#### What is expected:
With the pictures left out, output the records below exactly.

** Information supplied follows **

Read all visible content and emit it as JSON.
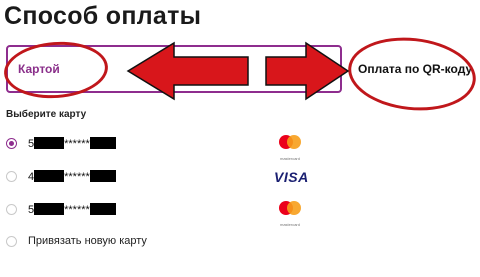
{
  "page": {
    "title": "Способ оплаты"
  },
  "tabs": [
    {
      "label": "Картой",
      "selected": true
    },
    {
      "label": "Оплата по QR-коду",
      "selected": false
    }
  ],
  "cards_section": {
    "title": "Выберите карту"
  },
  "cards": [
    {
      "prefix": "5",
      "mask": "******",
      "brand": "mastercard",
      "brand_caption": "mastercard",
      "selected": true
    },
    {
      "prefix": "4",
      "mask": "******",
      "brand": "visa",
      "brand_caption": "VISA",
      "selected": false
    },
    {
      "prefix": "5",
      "mask": "******",
      "brand": "mastercard",
      "brand_caption": "mastercard",
      "selected": false
    }
  ],
  "add_card": {
    "label": "Привязать новую карту"
  },
  "colors": {
    "accent": "#8e2d8e",
    "annotation": "#d8161b",
    "mc_red": "#eb001b",
    "mc_orange": "#f79e1b",
    "visa_blue": "#1a1f71"
  }
}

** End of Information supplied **

#### Exercise output:
Read all visible content and emit it as JSON.
{
  "page": {
    "title": "Способ оплаты"
  },
  "tabs": [
    {
      "label": "Картой",
      "selected": true
    },
    {
      "label": "Оплата по QR-коду",
      "selected": false
    }
  ],
  "cards_section": {
    "title": "Выберите карту"
  },
  "cards": [
    {
      "prefix": "5",
      "mask": "******",
      "brand": "mastercard",
      "brand_caption": "mastercard",
      "selected": true
    },
    {
      "prefix": "4",
      "mask": "******",
      "brand": "visa",
      "brand_caption": "VISA",
      "selected": false
    },
    {
      "prefix": "5",
      "mask": "******",
      "brand": "mastercard",
      "brand_caption": "mastercard",
      "selected": false
    }
  ],
  "add_card": {
    "label": "Привязать новую карту"
  },
  "colors": {
    "accent": "#8e2d8e",
    "annotation": "#d8161b",
    "mc_red": "#eb001b",
    "mc_orange": "#f79e1b",
    "visa_blue": "#1a1f71"
  }
}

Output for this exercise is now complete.